In the first coaching session with a client, it is not uncommon to learn about a leader’s varied attempts to change. These attempts frequently include attending a management course, reading a popular business book, or simply setting goals on paper or in a fancy mobile app.
I’ll never forget one of my first coaching clients who shared how much money he had invested in annual leadership workshops that involved screaming, Neuro-Linguistic Programming, and even walking on coals. While some of these methods can influence attitude and sometimes elicit change, executive coaching is recognized for its powerful ability to affect deeper and sustained behavioral change.
A key reason why executive coaching is such a powerful intervention for creating change is because it entails the focused involvement of another person. Thus, the intrapersonal growth achieved in coaching is a result of an interpersonal journey. But how can an outsider with little-to-no background about an executive’s intricately complex world just step in to add value and affect real change?
Based on our cross-sector coaching work at AIIR, we typically find that leaders possess the answers to their problems, even before the coaching has started! Indeed, it is their very knowledge, drive, and brilliance that has elevated them through the corporate ranks into their current roles. However, a second common finding is that these leaders rarely have the time, structure, or reflective mindset to identify, experiment, implement, and reinforce those answers.
In this context, the real value of engaging an executive coach is not to receive more advice, training, or answers. Instead, the value of a coach is helping the coachee discover the answers that reside within, but are often times competing with other ideas, forgotten, or simply buried. A coach helps their executive client access these answers by:

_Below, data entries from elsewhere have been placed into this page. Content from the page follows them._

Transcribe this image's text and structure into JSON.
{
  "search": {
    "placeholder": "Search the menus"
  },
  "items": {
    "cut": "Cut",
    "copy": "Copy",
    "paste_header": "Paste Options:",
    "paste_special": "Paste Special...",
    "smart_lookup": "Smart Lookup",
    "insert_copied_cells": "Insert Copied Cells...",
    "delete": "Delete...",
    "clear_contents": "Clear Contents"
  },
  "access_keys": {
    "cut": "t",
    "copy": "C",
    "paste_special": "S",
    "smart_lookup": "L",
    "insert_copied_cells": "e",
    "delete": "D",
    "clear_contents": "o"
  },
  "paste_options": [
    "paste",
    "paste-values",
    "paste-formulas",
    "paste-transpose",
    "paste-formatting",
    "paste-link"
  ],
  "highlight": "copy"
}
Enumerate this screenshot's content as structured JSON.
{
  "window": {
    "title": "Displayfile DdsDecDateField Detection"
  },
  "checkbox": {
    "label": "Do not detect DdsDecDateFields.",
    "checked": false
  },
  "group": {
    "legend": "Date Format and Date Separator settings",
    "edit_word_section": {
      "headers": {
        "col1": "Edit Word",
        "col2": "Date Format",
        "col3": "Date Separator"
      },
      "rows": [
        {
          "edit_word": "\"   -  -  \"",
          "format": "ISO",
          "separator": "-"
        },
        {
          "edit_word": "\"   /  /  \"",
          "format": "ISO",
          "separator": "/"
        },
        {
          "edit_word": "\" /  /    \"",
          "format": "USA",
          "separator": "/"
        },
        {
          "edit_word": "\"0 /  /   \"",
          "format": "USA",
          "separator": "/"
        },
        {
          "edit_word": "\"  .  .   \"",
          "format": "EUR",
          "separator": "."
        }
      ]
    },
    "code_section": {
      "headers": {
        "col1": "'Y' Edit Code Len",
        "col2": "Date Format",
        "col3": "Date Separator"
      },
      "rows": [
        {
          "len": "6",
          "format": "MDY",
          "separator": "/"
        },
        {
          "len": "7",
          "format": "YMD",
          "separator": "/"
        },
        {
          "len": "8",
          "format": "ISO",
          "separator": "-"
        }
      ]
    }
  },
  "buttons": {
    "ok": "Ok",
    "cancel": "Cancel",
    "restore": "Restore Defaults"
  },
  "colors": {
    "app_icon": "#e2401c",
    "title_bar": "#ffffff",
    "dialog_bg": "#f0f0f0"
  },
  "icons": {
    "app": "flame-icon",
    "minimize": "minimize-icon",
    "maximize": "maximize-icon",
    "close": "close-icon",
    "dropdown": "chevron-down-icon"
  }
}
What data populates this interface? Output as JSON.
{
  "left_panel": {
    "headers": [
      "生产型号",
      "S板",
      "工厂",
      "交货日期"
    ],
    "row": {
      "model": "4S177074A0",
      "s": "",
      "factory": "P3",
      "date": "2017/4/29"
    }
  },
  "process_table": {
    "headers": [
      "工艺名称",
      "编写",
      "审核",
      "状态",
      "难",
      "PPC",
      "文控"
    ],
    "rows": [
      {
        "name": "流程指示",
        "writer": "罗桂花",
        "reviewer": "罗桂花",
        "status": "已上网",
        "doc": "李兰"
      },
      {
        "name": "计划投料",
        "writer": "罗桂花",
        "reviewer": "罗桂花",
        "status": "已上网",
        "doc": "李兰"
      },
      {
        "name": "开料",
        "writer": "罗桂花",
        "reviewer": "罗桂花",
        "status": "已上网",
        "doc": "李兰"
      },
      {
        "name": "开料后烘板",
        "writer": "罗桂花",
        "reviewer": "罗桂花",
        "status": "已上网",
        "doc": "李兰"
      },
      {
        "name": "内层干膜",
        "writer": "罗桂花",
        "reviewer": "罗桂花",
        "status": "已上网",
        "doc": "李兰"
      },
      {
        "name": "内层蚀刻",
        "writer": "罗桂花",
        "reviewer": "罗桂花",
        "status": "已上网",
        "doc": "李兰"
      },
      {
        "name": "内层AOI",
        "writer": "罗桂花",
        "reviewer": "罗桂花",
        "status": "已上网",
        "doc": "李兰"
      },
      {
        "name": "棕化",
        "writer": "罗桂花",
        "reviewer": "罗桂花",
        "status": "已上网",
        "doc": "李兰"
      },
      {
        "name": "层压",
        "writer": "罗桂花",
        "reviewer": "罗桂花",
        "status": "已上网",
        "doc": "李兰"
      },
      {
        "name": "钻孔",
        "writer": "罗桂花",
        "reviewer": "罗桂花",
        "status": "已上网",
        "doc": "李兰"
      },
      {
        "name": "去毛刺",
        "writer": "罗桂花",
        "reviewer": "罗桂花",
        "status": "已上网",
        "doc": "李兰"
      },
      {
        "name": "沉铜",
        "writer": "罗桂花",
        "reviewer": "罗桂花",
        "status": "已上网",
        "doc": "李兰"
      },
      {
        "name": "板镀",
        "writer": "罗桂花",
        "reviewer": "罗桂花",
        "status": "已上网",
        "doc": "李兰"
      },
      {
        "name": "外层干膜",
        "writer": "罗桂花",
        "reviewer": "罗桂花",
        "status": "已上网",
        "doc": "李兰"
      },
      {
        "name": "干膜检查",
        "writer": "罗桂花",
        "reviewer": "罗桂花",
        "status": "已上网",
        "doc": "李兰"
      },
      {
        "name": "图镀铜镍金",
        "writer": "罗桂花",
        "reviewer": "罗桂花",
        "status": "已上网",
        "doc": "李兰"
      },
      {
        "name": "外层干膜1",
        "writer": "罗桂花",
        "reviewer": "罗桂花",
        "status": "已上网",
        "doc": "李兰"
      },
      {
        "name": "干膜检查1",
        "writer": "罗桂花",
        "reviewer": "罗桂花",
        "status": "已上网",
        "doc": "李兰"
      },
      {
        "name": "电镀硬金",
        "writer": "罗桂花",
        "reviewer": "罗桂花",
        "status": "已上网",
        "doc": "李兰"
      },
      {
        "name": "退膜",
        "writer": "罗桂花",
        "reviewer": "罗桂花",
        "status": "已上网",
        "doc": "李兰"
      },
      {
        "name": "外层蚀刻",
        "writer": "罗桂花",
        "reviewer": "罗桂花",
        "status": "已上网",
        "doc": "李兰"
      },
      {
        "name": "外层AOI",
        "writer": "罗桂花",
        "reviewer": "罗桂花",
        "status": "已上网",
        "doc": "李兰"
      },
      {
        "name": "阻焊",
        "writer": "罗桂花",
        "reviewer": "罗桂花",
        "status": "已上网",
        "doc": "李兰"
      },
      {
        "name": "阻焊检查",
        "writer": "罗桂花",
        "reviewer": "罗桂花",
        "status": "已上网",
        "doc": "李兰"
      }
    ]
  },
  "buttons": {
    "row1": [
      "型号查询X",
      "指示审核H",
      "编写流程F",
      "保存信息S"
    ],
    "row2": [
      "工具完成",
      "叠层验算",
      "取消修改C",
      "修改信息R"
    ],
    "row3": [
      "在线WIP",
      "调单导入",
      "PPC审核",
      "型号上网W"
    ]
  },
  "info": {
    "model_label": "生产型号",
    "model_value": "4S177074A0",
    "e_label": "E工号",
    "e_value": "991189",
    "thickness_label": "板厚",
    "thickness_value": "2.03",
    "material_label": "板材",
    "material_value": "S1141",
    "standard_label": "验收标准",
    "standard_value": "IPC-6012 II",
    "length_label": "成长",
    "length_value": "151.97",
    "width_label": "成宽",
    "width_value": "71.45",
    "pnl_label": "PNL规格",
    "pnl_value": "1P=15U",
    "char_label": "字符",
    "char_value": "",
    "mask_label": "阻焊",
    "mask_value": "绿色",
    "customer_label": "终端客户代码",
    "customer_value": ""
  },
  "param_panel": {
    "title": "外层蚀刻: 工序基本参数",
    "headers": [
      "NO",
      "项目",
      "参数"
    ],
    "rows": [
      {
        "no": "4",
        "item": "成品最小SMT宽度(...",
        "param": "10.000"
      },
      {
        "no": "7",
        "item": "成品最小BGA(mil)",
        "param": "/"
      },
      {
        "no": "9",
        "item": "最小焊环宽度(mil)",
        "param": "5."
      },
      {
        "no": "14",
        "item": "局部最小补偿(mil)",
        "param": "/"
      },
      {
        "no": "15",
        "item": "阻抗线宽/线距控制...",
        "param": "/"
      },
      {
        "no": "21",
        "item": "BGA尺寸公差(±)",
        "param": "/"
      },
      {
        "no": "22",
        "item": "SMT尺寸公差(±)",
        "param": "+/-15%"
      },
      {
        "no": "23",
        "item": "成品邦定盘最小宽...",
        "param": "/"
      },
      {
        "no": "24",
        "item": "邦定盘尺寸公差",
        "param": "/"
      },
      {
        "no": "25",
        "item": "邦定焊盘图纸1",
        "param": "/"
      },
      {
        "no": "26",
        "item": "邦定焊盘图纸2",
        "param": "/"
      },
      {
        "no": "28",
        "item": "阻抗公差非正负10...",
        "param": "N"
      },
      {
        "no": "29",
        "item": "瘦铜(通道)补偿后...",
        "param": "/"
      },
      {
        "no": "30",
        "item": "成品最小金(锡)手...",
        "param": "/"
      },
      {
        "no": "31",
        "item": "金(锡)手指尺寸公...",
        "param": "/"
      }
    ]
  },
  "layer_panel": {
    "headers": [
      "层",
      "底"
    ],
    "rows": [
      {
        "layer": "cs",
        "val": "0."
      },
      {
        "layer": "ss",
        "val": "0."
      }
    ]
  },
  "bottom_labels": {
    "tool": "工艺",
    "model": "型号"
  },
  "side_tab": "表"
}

- Creating a safe space to detangle head (thoughts) and heart (feelings) so that leaders can be more purposeful and deliberate in their choices to do (hands).
- Asking probing questions that stimulate thought and encourages a leader to think through a challenge that may be unnatural or feel risky to explore alone.
- Sharing observations about cognitive and behavioral patterns that the coachee may knowingly or unknowingly engage.
- Serving as an important source of accountability and support as the coachee pushes beyond the safe perimeters of his or her comfort zone.
- Modeling curiosity, reflective-listening, patience, experimentation, and an action-oriented approach to translating insight into action.
For a coach to effectively execute on the above, there must be a rock-solid coaching relationship. The research is very clear that a coach’s ability to form a trusting and positive coaching relationship is the strongest predictor for coaching success (3). This data implies that even more important than a coach’s methodology, background, tools, or certifications, the relationship between coach and coachee is “one of the most significant factors in effective coaching” (4). The opposite is true as well. According to Peterson (2010), inadequate trust and lack of chemistry often lead to “premature termination” and breakdown of the relationship (3).
Based on this research, in next week’s blog post, I will take a closer look at the important aspects of a successful coaching relationship, as well as how those aspects can be leveraged by coaches, HR, talent management, and business leaders alike.
- Haan, E., Duckworth, A., Birch, D., and Jones, C. (2013). Executive coaching outcome research: the contribution of common factors such as relationship, personality match, and self-efficacy. Consulting Psychology Journal: Practice and Research, 65(1), 40-57.
- McKenna, D. and Davis, S. (2009). Hidden in plain sight: the active ingredients of executive coaching. Industrial and Organizational Psychology, 2, 244-160.
- Peterson, D. and Zedeck, S. (2011). PA handbook of industrial and organizational psychology, Vol 2: Selecting and developing members for the organization. APA Handbooks in Psychology. Washington, DC: American Psychological Association. (pp. 527-566).
- Riddle, D., Zan, L., and Kuzmycz, D. (2009). Five myths about executive coaching. LIA, 29(5), 19-21.